September 21, 2011
Westerns were ubiquitous when I was growing up. On television and radio, in movie theaters, even at birthday parties, cowboys and their ilk ruled over everyone else. We couldn’t tell at the time, but it was the beginning of the end of Westerns’ cultural dominance.
You can trace that dominance back to the 17th century, when for young colonials the frontier signified everything from an evil unknown to a chance for a fresh start. Into the 19th century, James Fenimore Cooper, the Hudson River School and Manifest Destiny all pointed to what would become the defining characteristics of Westerns. We went West to find ourselves, to erase our past, to escape the law. We discovered a world of mountains and deserts, mysterious cultures, and stark moral choices. The genre became so popular in part because it was so adaptable, because it could address the central issues facing the nation. In Westerns, right and wrong could be cut-and-dried or ambiguous; Native Americans, enemies or victims; law, a matter of principle or an untenable burden.
From its earliest days, cinema turned to the West. In the 1800s, the Edison Studio filmed Annie Oakley and other stars of Wild West shows. The country’s first bona fide blockbuster, The Great Train Robbery (1903), was a Western, albeit one filmed in New Jersey. Some of the industry’s best directors started out making low-budget Westerns. John Ford for one, but also Victor Fleming, William Wellman, and even William Wyler. By the 1920s, every major Hollywood concern relied on the income from Westerns, and the genre later helped studios like Universal survive the Great Depression.
We tend to forget that for early filmmakers, the West was still real and not yet a nostalgic fantasy. An exciting new DVD set from the National Film Preservation Foundation makes this vividly clear. With over 10 hours of material on 3 discs, Treasures 5: The West 1898–1938 provides an unparalleled look at how filmed helped shape our concepts of the frontier.
The forty films in the set range from newsreels to features, with travelogues, sponsored films, documentaries, and promotional movies all providing unexpected insights into Western life. You’ll see the first cowboy stars, like the winning Tom Mix, famous for performing his own stunts; as well the expert comedienne Mabel Normand and the “It” girl herself, Clara Bow. Directors include slapstick pioneer Mack Sennett, W.S. Van Dyke (The Thin Man), and Victor Fleming (Gone With the Wind).
Equally as intriguing are the set’s lesser known titles, like Romance of Water (1931), a government-sponsored short that in 10 minutes encapsulates the political background to the great 1970s film noir Chinatown. Or Last of the Line (1914), which finds Asian star Sessue Hayakawa battling Native-Americans. Personally, I loved travelogues promoting sightseeing spots like Yosemite National Park. The women and children in Beauty Spots in America: Castle Hot Springs, Arizona (1916) are unexpectedly and appealingly giddy at the prospect of riding ponies and diving into pools.

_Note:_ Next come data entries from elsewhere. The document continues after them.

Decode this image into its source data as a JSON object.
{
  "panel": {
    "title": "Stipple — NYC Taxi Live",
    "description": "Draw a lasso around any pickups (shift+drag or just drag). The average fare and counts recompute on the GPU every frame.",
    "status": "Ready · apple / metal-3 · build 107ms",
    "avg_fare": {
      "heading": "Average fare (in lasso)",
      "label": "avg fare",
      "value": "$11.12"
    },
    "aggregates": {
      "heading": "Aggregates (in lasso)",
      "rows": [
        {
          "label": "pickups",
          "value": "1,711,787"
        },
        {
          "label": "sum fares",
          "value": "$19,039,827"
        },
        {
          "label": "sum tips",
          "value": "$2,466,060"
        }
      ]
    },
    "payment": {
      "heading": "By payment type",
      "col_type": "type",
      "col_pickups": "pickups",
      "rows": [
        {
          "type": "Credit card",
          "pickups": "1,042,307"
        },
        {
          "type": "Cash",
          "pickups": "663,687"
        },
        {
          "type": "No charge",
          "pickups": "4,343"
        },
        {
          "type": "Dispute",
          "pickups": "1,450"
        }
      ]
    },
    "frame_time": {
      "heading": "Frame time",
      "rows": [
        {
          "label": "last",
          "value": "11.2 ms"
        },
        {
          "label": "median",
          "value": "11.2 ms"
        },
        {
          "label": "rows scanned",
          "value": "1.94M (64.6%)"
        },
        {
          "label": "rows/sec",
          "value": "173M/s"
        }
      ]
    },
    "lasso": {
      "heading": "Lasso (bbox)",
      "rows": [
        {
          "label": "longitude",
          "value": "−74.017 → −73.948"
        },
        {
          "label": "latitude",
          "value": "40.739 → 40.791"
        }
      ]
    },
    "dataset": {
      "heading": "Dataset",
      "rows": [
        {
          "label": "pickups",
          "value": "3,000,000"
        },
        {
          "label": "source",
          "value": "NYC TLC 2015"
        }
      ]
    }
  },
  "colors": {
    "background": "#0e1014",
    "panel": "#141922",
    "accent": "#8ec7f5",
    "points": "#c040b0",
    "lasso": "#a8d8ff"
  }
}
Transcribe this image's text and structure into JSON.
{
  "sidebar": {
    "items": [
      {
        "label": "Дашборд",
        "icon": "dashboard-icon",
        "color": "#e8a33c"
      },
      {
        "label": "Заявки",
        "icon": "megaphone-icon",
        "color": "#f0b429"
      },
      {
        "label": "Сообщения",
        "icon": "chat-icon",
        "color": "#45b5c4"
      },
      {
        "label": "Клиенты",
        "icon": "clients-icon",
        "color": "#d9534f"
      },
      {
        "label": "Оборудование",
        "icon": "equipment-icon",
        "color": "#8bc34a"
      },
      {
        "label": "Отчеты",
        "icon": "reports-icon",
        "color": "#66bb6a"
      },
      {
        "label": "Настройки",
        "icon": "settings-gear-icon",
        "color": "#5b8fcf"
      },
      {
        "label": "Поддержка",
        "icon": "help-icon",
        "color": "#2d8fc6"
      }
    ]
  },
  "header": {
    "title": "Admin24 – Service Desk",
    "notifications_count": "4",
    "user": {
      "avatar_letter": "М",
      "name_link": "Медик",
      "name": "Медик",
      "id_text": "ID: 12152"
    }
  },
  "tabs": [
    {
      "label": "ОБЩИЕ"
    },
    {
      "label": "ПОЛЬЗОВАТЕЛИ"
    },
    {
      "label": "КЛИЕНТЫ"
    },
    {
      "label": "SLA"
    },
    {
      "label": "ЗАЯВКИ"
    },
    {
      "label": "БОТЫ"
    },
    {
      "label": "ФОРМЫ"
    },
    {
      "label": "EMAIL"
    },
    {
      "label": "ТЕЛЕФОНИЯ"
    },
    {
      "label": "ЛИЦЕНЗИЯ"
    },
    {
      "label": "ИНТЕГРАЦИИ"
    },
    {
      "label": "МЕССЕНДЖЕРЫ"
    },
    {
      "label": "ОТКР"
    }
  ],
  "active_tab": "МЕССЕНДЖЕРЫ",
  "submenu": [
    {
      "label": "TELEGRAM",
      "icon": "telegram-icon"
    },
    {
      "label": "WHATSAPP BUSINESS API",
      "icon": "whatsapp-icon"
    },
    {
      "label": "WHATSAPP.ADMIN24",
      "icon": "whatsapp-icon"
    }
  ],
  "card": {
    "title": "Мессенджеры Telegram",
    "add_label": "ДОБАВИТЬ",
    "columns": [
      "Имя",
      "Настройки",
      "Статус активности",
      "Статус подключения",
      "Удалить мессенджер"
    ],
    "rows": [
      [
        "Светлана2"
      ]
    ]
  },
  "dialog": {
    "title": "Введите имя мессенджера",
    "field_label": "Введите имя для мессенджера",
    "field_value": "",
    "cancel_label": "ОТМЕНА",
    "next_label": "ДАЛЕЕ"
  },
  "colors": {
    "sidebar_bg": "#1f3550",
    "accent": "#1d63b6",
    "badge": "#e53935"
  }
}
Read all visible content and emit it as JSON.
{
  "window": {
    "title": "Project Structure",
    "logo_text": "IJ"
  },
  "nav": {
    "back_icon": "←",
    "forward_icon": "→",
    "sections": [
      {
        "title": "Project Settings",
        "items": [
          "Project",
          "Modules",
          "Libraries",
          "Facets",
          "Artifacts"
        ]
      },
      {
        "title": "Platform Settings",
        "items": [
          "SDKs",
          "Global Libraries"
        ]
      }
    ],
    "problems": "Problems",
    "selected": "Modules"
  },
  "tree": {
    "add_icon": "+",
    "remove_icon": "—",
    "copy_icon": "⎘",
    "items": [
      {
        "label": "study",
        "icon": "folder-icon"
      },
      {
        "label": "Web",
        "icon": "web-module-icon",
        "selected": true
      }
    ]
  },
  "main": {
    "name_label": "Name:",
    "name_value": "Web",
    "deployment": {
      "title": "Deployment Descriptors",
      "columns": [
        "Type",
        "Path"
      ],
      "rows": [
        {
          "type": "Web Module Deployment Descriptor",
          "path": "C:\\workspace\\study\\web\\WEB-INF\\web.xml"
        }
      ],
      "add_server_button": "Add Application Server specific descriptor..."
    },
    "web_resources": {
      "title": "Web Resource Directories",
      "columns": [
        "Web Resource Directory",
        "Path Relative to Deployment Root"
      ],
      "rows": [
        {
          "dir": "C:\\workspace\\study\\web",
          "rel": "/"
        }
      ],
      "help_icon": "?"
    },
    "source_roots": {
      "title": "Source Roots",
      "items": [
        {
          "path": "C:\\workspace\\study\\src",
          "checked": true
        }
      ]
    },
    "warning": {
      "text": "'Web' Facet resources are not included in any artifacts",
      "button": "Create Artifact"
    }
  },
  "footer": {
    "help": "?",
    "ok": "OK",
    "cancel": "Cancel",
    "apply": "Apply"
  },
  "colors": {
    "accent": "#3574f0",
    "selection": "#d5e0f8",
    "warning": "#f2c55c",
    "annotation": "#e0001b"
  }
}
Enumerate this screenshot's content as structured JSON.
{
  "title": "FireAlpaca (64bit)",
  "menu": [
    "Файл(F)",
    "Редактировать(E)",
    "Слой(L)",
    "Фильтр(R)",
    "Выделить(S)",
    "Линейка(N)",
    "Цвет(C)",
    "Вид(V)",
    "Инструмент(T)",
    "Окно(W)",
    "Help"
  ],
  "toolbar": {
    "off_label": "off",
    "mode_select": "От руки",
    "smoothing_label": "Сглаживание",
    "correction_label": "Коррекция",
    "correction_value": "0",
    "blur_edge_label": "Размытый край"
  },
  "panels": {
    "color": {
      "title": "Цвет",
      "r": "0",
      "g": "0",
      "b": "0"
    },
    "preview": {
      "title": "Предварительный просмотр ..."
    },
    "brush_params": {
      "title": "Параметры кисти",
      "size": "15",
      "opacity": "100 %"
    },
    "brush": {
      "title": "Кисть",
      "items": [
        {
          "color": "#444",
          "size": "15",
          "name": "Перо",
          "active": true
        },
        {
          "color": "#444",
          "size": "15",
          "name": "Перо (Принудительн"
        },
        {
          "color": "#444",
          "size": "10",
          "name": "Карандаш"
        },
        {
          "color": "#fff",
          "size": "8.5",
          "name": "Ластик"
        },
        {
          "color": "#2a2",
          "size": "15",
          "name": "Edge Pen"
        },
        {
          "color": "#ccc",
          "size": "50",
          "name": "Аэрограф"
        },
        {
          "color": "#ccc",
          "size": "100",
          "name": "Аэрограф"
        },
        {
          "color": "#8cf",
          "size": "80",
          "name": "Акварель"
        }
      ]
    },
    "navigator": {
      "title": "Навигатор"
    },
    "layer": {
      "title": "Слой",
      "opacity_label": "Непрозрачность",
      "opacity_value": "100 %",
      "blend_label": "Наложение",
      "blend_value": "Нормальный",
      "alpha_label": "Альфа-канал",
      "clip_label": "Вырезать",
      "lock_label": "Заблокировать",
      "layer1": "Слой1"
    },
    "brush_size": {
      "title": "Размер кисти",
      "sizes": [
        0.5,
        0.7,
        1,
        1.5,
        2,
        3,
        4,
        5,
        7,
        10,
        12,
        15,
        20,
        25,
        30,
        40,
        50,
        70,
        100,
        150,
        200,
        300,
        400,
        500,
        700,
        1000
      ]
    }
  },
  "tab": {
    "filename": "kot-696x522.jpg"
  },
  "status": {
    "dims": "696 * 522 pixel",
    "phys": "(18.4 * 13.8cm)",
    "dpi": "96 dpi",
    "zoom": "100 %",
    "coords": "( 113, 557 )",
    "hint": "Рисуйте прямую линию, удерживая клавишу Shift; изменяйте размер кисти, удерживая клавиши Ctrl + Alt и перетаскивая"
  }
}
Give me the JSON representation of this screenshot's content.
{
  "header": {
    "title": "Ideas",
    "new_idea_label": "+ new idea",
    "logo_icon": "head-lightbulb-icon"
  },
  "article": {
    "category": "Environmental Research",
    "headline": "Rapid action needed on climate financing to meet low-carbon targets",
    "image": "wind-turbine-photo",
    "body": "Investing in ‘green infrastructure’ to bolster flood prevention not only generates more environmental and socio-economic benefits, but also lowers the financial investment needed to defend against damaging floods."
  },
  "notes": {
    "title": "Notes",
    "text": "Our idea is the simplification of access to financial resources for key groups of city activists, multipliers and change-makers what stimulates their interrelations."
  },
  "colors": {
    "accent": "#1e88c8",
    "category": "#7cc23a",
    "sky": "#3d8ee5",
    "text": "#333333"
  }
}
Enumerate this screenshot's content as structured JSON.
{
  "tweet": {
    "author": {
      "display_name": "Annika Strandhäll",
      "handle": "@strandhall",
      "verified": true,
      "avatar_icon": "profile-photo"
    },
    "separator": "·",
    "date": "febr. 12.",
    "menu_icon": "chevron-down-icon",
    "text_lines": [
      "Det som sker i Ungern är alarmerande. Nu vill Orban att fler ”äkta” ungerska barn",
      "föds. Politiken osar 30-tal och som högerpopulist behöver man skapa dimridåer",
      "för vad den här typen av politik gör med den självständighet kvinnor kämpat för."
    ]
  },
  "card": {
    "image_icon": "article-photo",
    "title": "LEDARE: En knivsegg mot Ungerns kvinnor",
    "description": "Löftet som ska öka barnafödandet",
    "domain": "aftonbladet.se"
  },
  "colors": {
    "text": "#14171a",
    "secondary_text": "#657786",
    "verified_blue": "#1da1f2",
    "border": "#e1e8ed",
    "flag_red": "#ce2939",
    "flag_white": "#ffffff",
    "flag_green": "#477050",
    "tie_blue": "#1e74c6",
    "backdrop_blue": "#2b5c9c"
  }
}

Lake Tahoe, Land of the Sky (1916) still conveys the excitement travelers must have felt at encountering the area’s incredible vistas.
Annette Melville, director of the NFPF, singled out The Better Man, a 1914 film recently repatriated from the New Zealand Film Archive. “The Better Man is fascinating because of its treatment of ethnic themes,” she said in an interview. The story contrasts a Mexican-American horse thief with an Anglo father and husband, with unexpected conclusions. “When it premiered at the San Francisco Silent Film Festival it was greeted with cheering,” Melville recalled. “It was kind of wonderful, really, no one expected that such a modest film could pack such a wallop.”
The Better Man was produced by Vitagraph, a studio considered the equal of any in the industry during the early twentieth century. Comparatively few Vitagraph titles survive, however, which is one of the reasons why The Better Man was included in the set. “We want to introduce audiences to films that there is no way on Earth they’d be able to get a hold of otherwise,” Melville said.
As Melville points out, Treasures 5: The West 1989–1938 presents a different version of the West than the one found in the classic Westerns of the 1950s. “It was more of a melting pot and had more variety,” she said. “In our set, the West was still being used as a backdrop in industrial films and travelogues to incite business and tourism. Like Sunshine Gatherers, a film about the canned fruit industry that likens the beginnings of the orchard industry to the Father Junípero Serra’s founding of missions. In the story, the fruit becomes an embodiment of California sunshine that can be put in a can and shared with people all over the world. Of course with an understated Del Monte logo because it was put out by the Del Monte company to make every girl and boy want to have their canned fruit.”